> **Try it**
The answer must consist of every line from the data that holds "JSON".
(Entries provided begins)
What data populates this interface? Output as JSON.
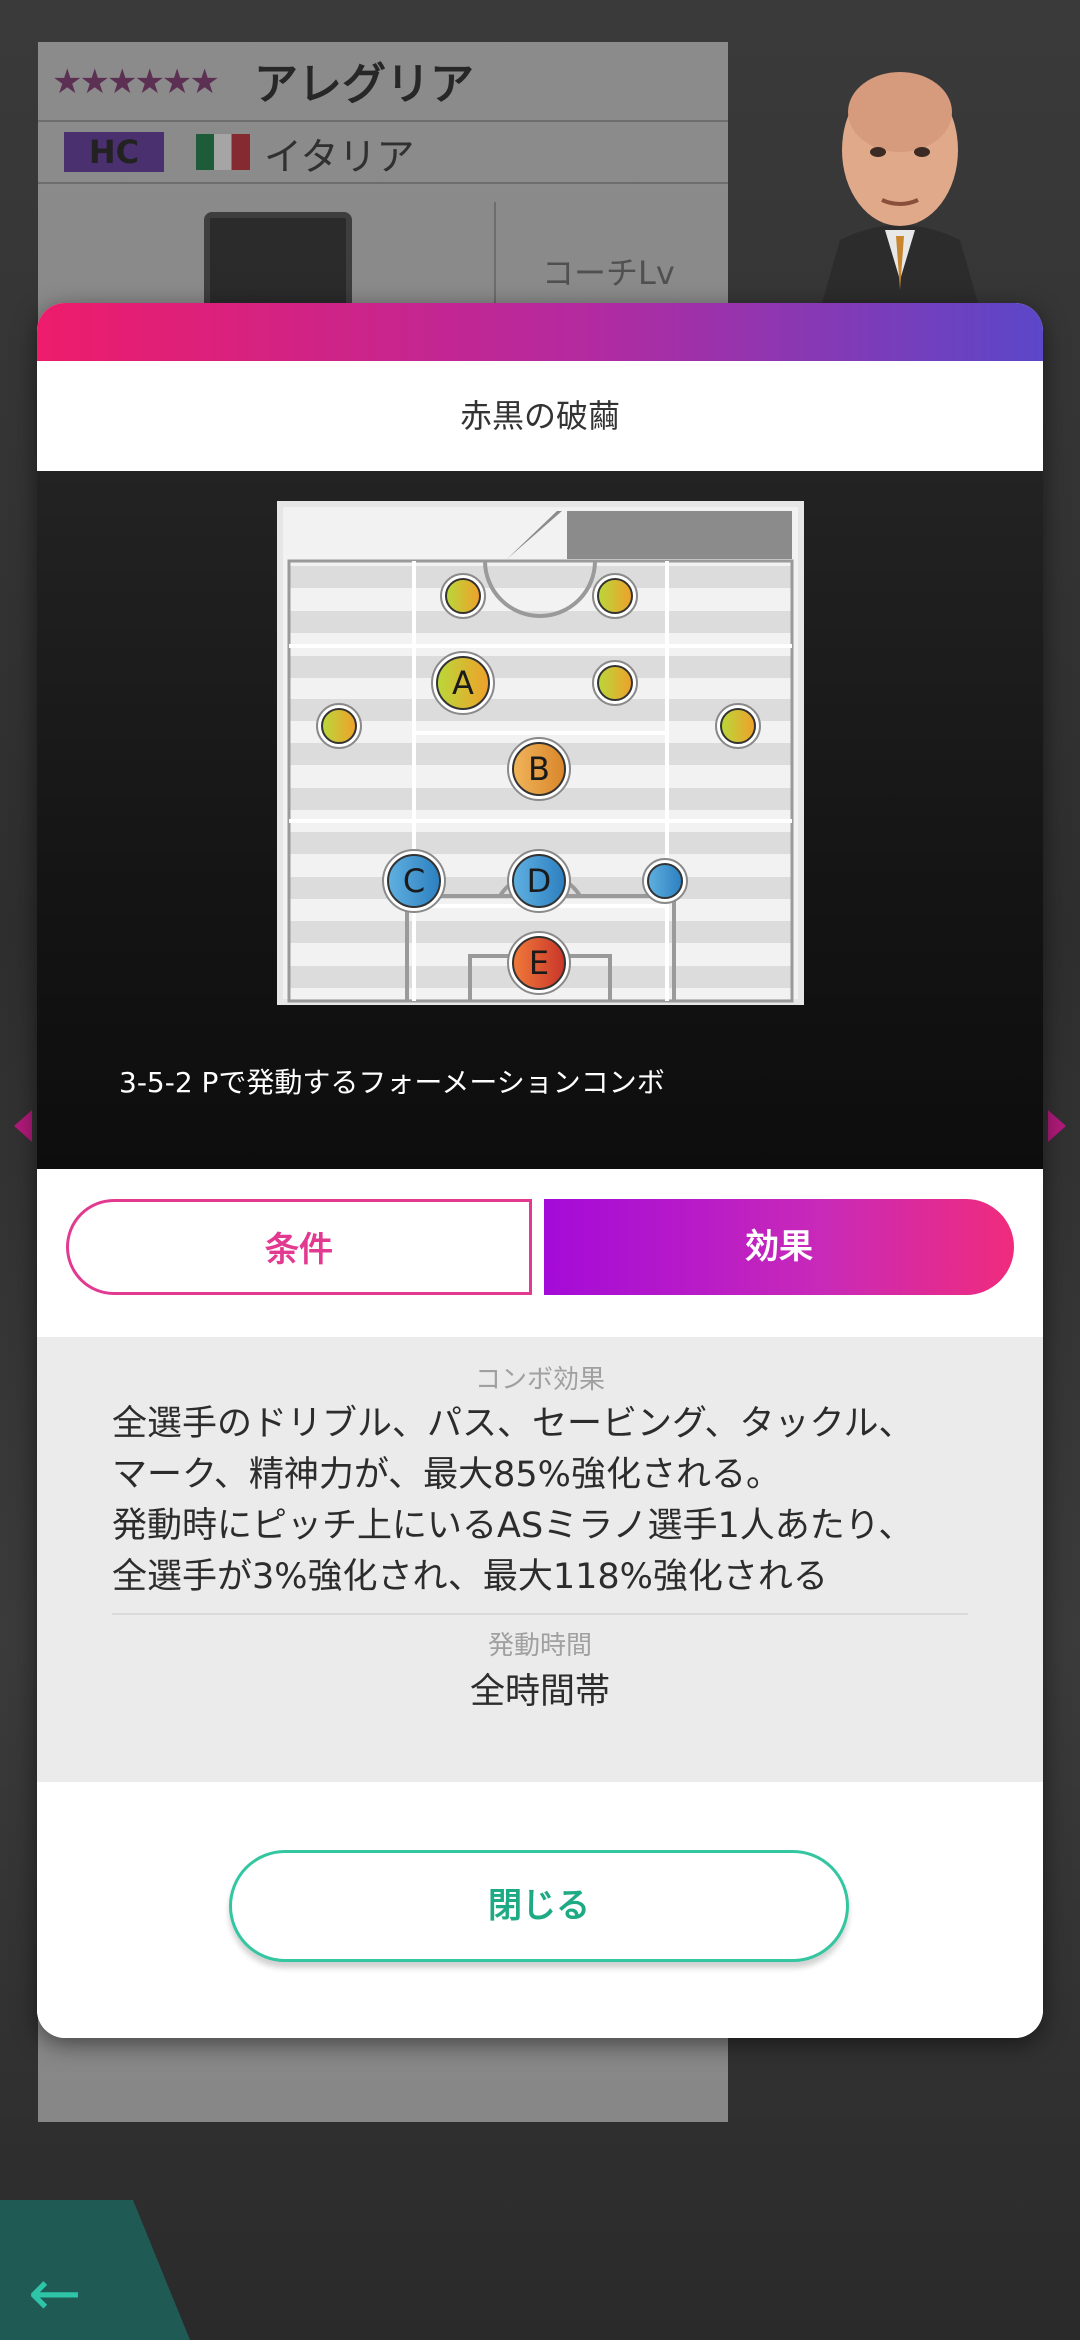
{
  "background_card": {
    "rarity_stars": "★★★★★★",
    "coach_name": "アレグリア",
    "role_badge": "HC",
    "country": "イタリア",
    "coach_level_label": "コーチLv"
  },
  "modal": {
    "title": "赤黒の破繭",
    "formation_description": "3-5-2 Pで発動するフォーメーションコンボ",
    "positions": [
      {
        "label": "",
        "color": "green"
      },
      {
        "label": "",
        "color": "green"
      },
      {
        "label": "A",
        "color": "green"
      },
      {
        "label": "",
        "color": "green"
      },
      {
        "label": "",
        "color": "green"
      },
      {
        "label": "",
        "color": "green"
      },
      {
        "label": "B",
        "color": "orange"
      },
      {
        "label": "C",
        "color": "blue"
      },
      {
        "label": "D",
        "color": "blue"
      },
      {
        "label": "",
        "color": "blue"
      },
      {
        "label": "E",
        "color": "red"
      }
    ],
    "tabs": {
      "condition": "条件",
      "effect": "効果",
      "active": "effect"
    },
    "combo_effect_label": "コンボ効果",
    "combo_effect_text": "全選手のドリブル、パス、セービング、タックル、\nマーク、精神力が、最大85%強化される。\n発動時にピッチ上にいるASミラノ選手1人あたり、\n全選手が3%強化され、最大118%強化される",
    "activation_time_label": "発動時間",
    "activation_time_value": "全時間帯",
    "close_label": "閉じる"
  },
  "colors": {
    "header_gradient": [
      "#ee1c6b",
      "#b32aa0",
      "#5b47c8"
    ],
    "tab_condition": "#e33a91",
    "tab_effect_gradient": [
      "#a40ad8",
      "#f02b7c"
    ],
    "close_button": "#33c6a0"
  }
}
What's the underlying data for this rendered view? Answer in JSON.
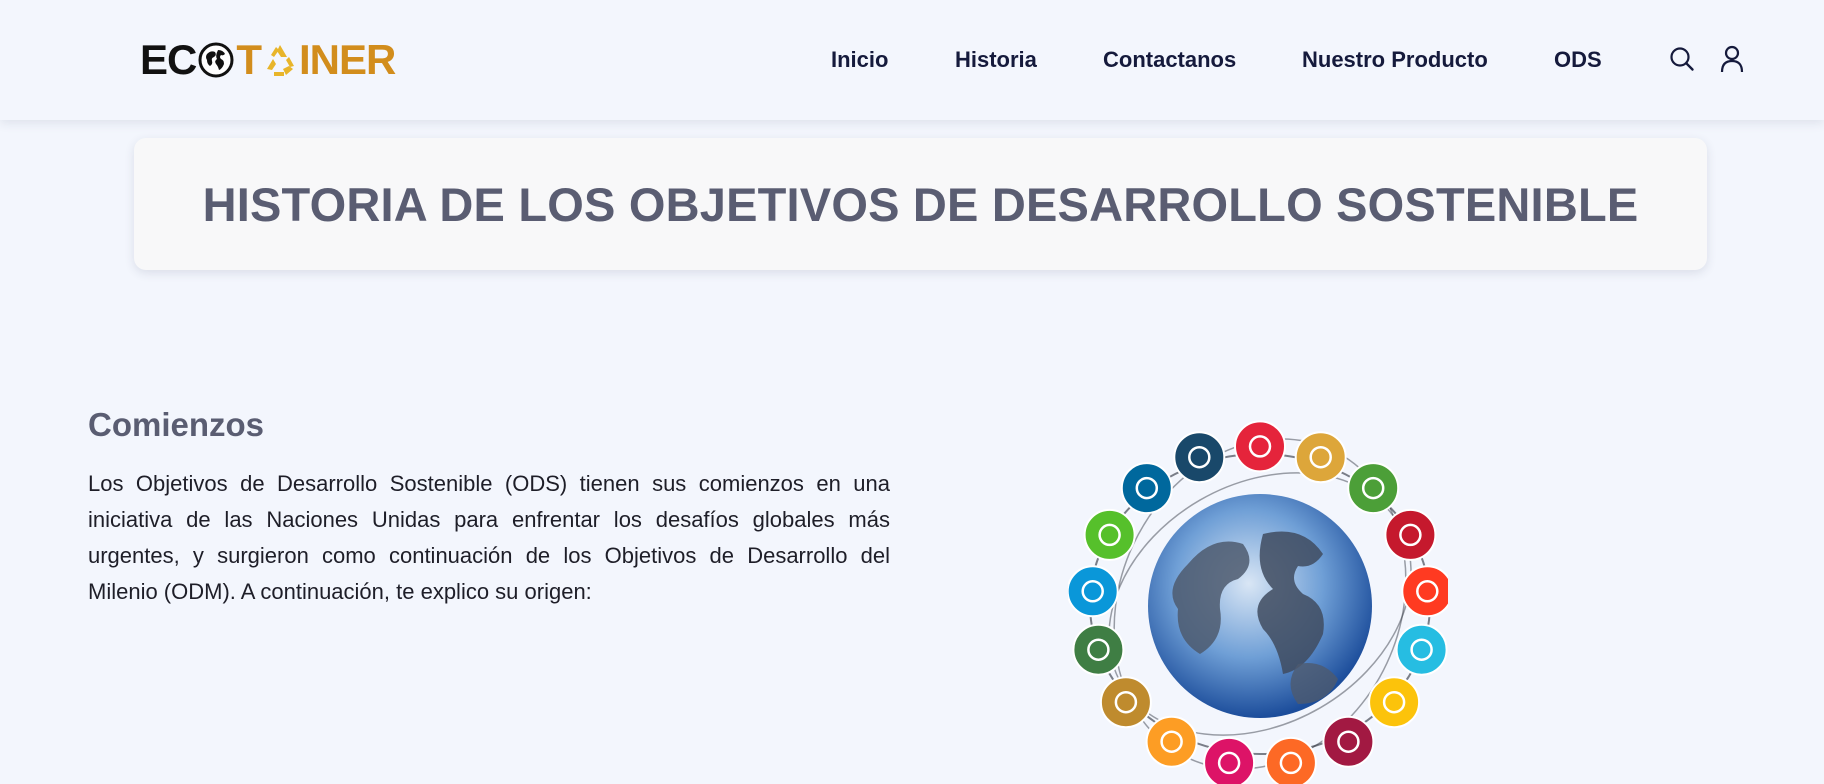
{
  "header": {
    "logo": {
      "part1": "EC",
      "part2": "T",
      "part3": "INER",
      "alt": "ECOTAINER"
    },
    "nav": [
      {
        "label": "Inicio"
      },
      {
        "label": "Historia"
      },
      {
        "label": "Contactanos"
      },
      {
        "label": "Nuestro Producto"
      },
      {
        "label": "ODS"
      }
    ],
    "icons": {
      "search": "search-icon",
      "user": "user-icon"
    }
  },
  "page": {
    "title": "HISTORIA DE LOS OBJETIVOS DE DESARROLLO SOSTENIBLE"
  },
  "section": {
    "heading": "Comienzos",
    "paragraph": "Los Objetivos de Desarrollo Sostenible (ODS) tienen sus comienzos en una iniciativa de las Naciones Unidas para enfrentar los desafíos globales más urgentes, y surgieron como continuación de los Objetivos de Desarrollo del Milenio (ODM). A continuación, te explico su origen:"
  },
  "colors": {
    "background": "#f3f6fd",
    "nav_text": "#151a3c",
    "heading": "#5a5d72",
    "logo_accent": "#d28d1c"
  },
  "sdg_image": {
    "description_icon": "sdg-globe-image",
    "goal_colors": [
      "#e5243b",
      "#dda63a",
      "#4c9f38",
      "#c5192d",
      "#ff3a21",
      "#26bde2",
      "#fcc30b",
      "#a21942",
      "#fd6925",
      "#dd1367",
      "#fd9d24",
      "#bf8b2e",
      "#3f7e44",
      "#0a97d9",
      "#56c02b",
      "#00689d",
      "#19486a"
    ]
  }
}
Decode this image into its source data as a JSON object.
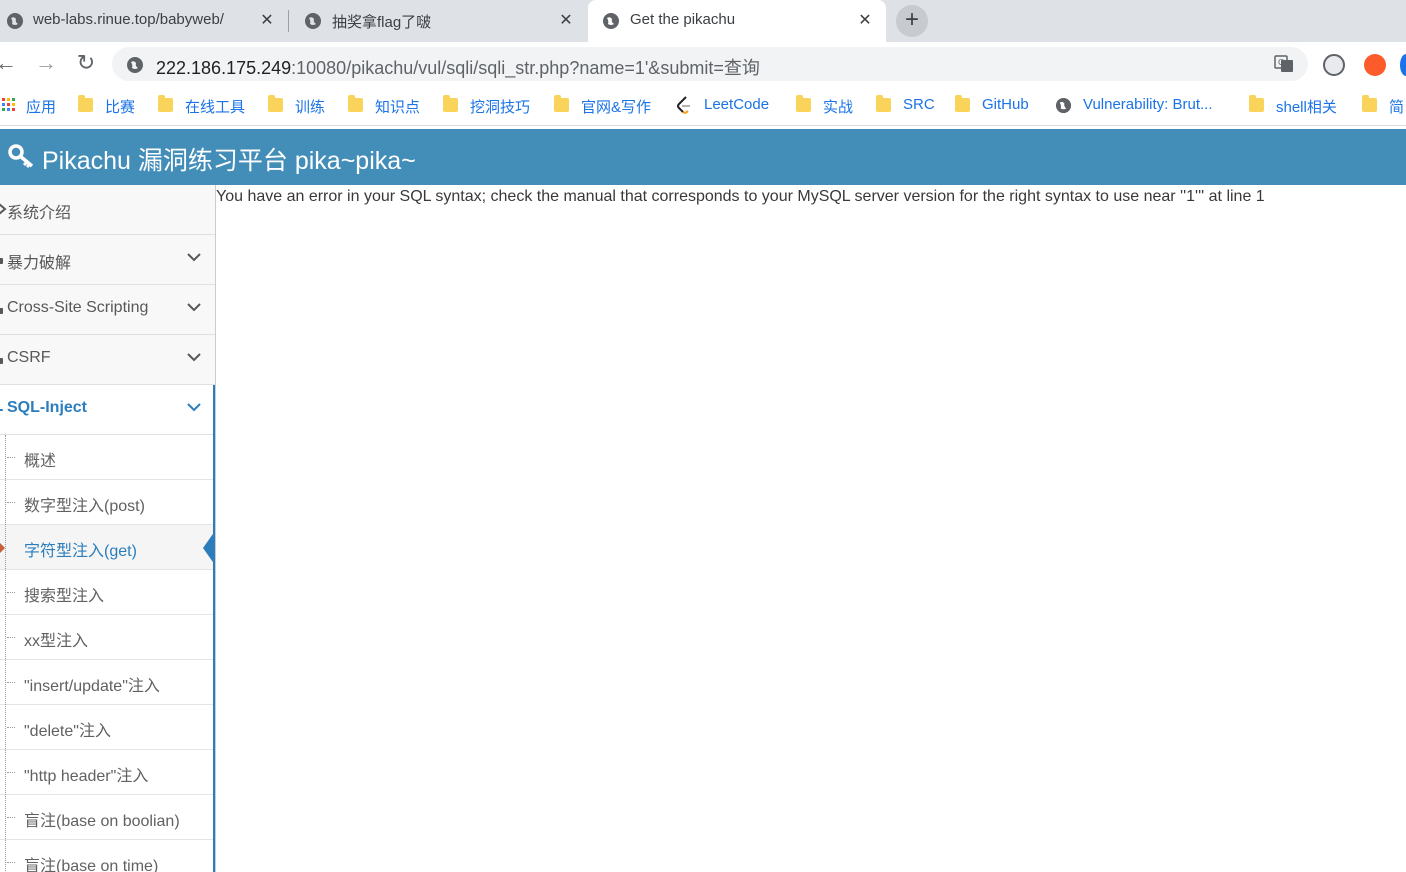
{
  "tabs": [
    {
      "title": "web-labs.rinue.top/babyweb/",
      "close": "✕"
    },
    {
      "title": "抽奖拿flag了啵",
      "close": "✕"
    },
    {
      "title": "Get the pikachu",
      "close": "✕"
    }
  ],
  "new_tab": "+",
  "toolbar": {
    "back": "←",
    "forward": "→",
    "reload": "↻",
    "url_host": "222.186.175.249",
    "url_path": ":10080/pikachu/vul/sqli/sqli_str.php?name=1'&submit=查询"
  },
  "bookmarks": [
    {
      "label": "应用",
      "icon": "apps-grid-icon"
    },
    {
      "label": "比赛",
      "icon": "folder-icon"
    },
    {
      "label": "在线工具",
      "icon": "folder-icon"
    },
    {
      "label": "训练",
      "icon": "folder-icon"
    },
    {
      "label": "知识点",
      "icon": "folder-icon"
    },
    {
      "label": "挖洞技巧",
      "icon": "folder-icon"
    },
    {
      "label": "官网&写作",
      "icon": "folder-icon"
    },
    {
      "label": "LeetCode",
      "icon": "leetcode-icon"
    },
    {
      "label": "实战",
      "icon": "folder-icon"
    },
    {
      "label": "SRC",
      "icon": "folder-icon"
    },
    {
      "label": "GitHub",
      "icon": "folder-icon"
    },
    {
      "label": "Vulnerability: Brut...",
      "icon": "globe-icon"
    },
    {
      "label": "shell相关",
      "icon": "folder-icon"
    },
    {
      "label": "简",
      "icon": "folder-icon"
    }
  ],
  "header": {
    "title": "Pikachu 漏洞练习平台 pika~pika~"
  },
  "sidebar": {
    "menu": [
      {
        "label": "系统介绍"
      },
      {
        "label": "暴力破解"
      },
      {
        "label": "Cross-Site Scripting"
      },
      {
        "label": "CSRF"
      },
      {
        "label": "SQL-Inject"
      }
    ],
    "submenu": [
      {
        "label": "概述"
      },
      {
        "label": "数字型注入(post)"
      },
      {
        "label": "字符型注入(get)"
      },
      {
        "label": "搜索型注入"
      },
      {
        "label": "xx型注入"
      },
      {
        "label": "\"insert/update\"注入"
      },
      {
        "label": "\"delete\"注入"
      },
      {
        "label": "\"http header\"注入"
      },
      {
        "label": "盲注(base on boolian)"
      },
      {
        "label": "盲注(base on time)"
      }
    ]
  },
  "content": {
    "error": "You have an error in your SQL syntax; check the manual that corresponds to your MySQL server version for the right syntax to use near ''1''' at line 1"
  },
  "colors": {
    "header_bg": "#438eb9",
    "accent": "#2b7dbc",
    "link": "#1a73e8"
  }
}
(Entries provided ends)
> **Result**
What data populates this interface? Output as JSON.
What's the underlying data for this rendered view? Answer in JSON.
Decode this image into its source data as a JSON object.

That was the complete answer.